• [EXERCISE REQUIREMENTS] Nothing but the records, copied exactly and stripped of pictures, should be in the answer.

• [RECORDS PROVIDED]
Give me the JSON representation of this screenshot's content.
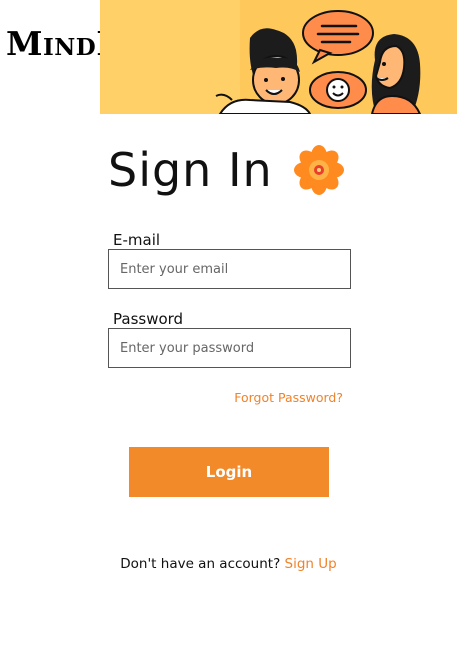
{
  "brand": {
    "logo_text": "MindEase"
  },
  "banner": {
    "illustration": "two-people-chatting-illustration",
    "background_color": "#ffc85a"
  },
  "form": {
    "title": "Sign In",
    "title_icon": "flower-icon",
    "email_label": "E-mail",
    "email_placeholder": "Enter your email",
    "password_label": "Password",
    "password_placeholder": "Enter your password",
    "forgot_link": "Forgot Password?",
    "login_button": "Login"
  },
  "footer": {
    "prompt": "Don't have an account?",
    "signup_link": "Sign Up"
  },
  "colors": {
    "accent": "#f28a2a",
    "link": "#f0832a",
    "text": "#111111"
  }
}
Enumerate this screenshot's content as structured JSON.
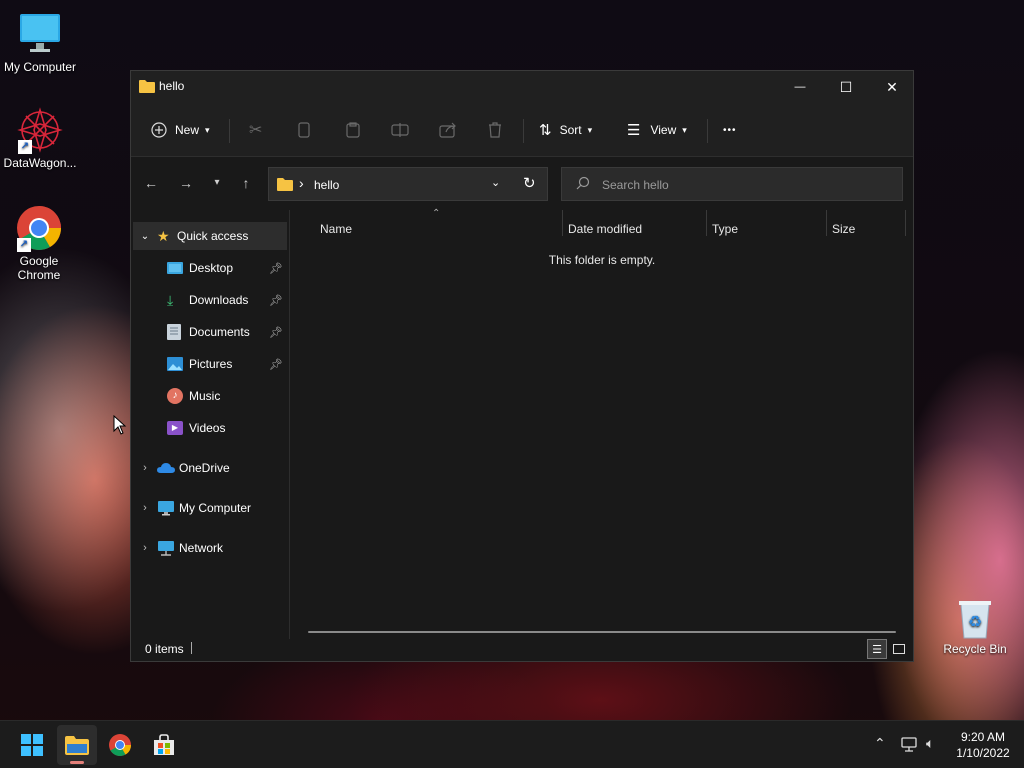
{
  "desktop": {
    "icons": [
      {
        "label": "My Computer"
      },
      {
        "label": "DataWagon..."
      },
      {
        "label": "Google Chrome"
      },
      {
        "label": "Recycle Bin"
      }
    ]
  },
  "window": {
    "title": "hello",
    "controls": {
      "minimize": "—",
      "maximize": "☐",
      "close": "✕"
    }
  },
  "toolbar": {
    "new_label": "New",
    "sort_label": "Sort",
    "view_label": "View",
    "more_label": "•••"
  },
  "address": {
    "path": "hello",
    "separator": "›"
  },
  "search": {
    "placeholder": "Search hello"
  },
  "navpane": {
    "quick_access": "Quick access",
    "items": [
      {
        "label": "Desktop"
      },
      {
        "label": "Downloads"
      },
      {
        "label": "Documents"
      },
      {
        "label": "Pictures"
      },
      {
        "label": "Music"
      },
      {
        "label": "Videos"
      }
    ],
    "onedrive": "OneDrive",
    "my_computer": "My Computer",
    "network": "Network"
  },
  "content": {
    "columns": [
      "Name",
      "Date modified",
      "Type",
      "Size"
    ],
    "empty_message": "This folder is empty."
  },
  "status": {
    "items_count": "0 items"
  },
  "taskbar": {
    "time": "9:20 AM",
    "date": "1/10/2022"
  },
  "colors": {
    "accent": "#4cc2ff",
    "folder": "#f6c343",
    "window_bg": "#191919",
    "taskbar_bg": "#1c1c1c"
  }
}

• [TASK RESPONSE]
Give me the JSON representation of this screenshot's content.
{
  "brand": {
    "logo_text": "MindEase"
  },
  "banner": {
    "illustration": "two-people-chatting-illustration",
    "background_color": "#ffc85a"
  },
  "form": {
    "title": "Sign In",
    "title_icon": "flower-icon",
    "email_label": "E-mail",
    "email_placeholder": "Enter your email",
    "password_label": "Password",
    "password_placeholder": "Enter your password",
    "forgot_link": "Forgot Password?",
    "login_button": "Login"
  },
  "footer": {
    "prompt": "Don't have an account?",
    "signup_link": "Sign Up"
  },
  "colors": {
    "accent": "#f28a2a",
    "link": "#f0832a",
    "text": "#111111"
  }
}
Enumerate this screenshot's content as structured JSON.
{
  "desktop": {
    "icons": [
      {
        "label": "My Computer"
      },
      {
        "label": "DataWagon..."
      },
      {
        "label": "Google Chrome"
      },
      {
        "label": "Recycle Bin"
      }
    ]
  },
  "window": {
    "title": "hello",
    "controls": {
      "minimize": "—",
      "maximize": "☐",
      "close": "✕"
    }
  },
  "toolbar": {
    "new_label": "New",
    "sort_label": "Sort",
    "view_label": "View",
    "more_label": "•••"
  },
  "address": {
    "path": "hello",
    "separator": "›"
  },
  "search": {
    "placeholder": "Search hello"
  },
  "navpane": {
    "quick_access": "Quick access",
    "items": [
      {
        "label": "Desktop"
      },
      {
        "label": "Downloads"
      },
      {
        "label": "Documents"
      },
      {
        "label": "Pictures"
      },
      {
        "label": "Music"
      },
      {
        "label": "Videos"
      }
    ],
    "onedrive": "OneDrive",
    "my_computer": "My Computer",
    "network": "Network"
  },
  "content": {
    "columns": [
      "Name",
      "Date modified",
      "Type",
      "Size"
    ],
    "empty_message": "This folder is empty."
  },
  "status": {
    "items_count": "0 items"
  },
  "taskbar": {
    "time": "9:20 AM",
    "date": "1/10/2022"
  },
  "colors": {
    "accent": "#4cc2ff",
    "folder": "#f6c343",
    "window_bg": "#191919",
    "taskbar_bg": "#1c1c1c"
  }
}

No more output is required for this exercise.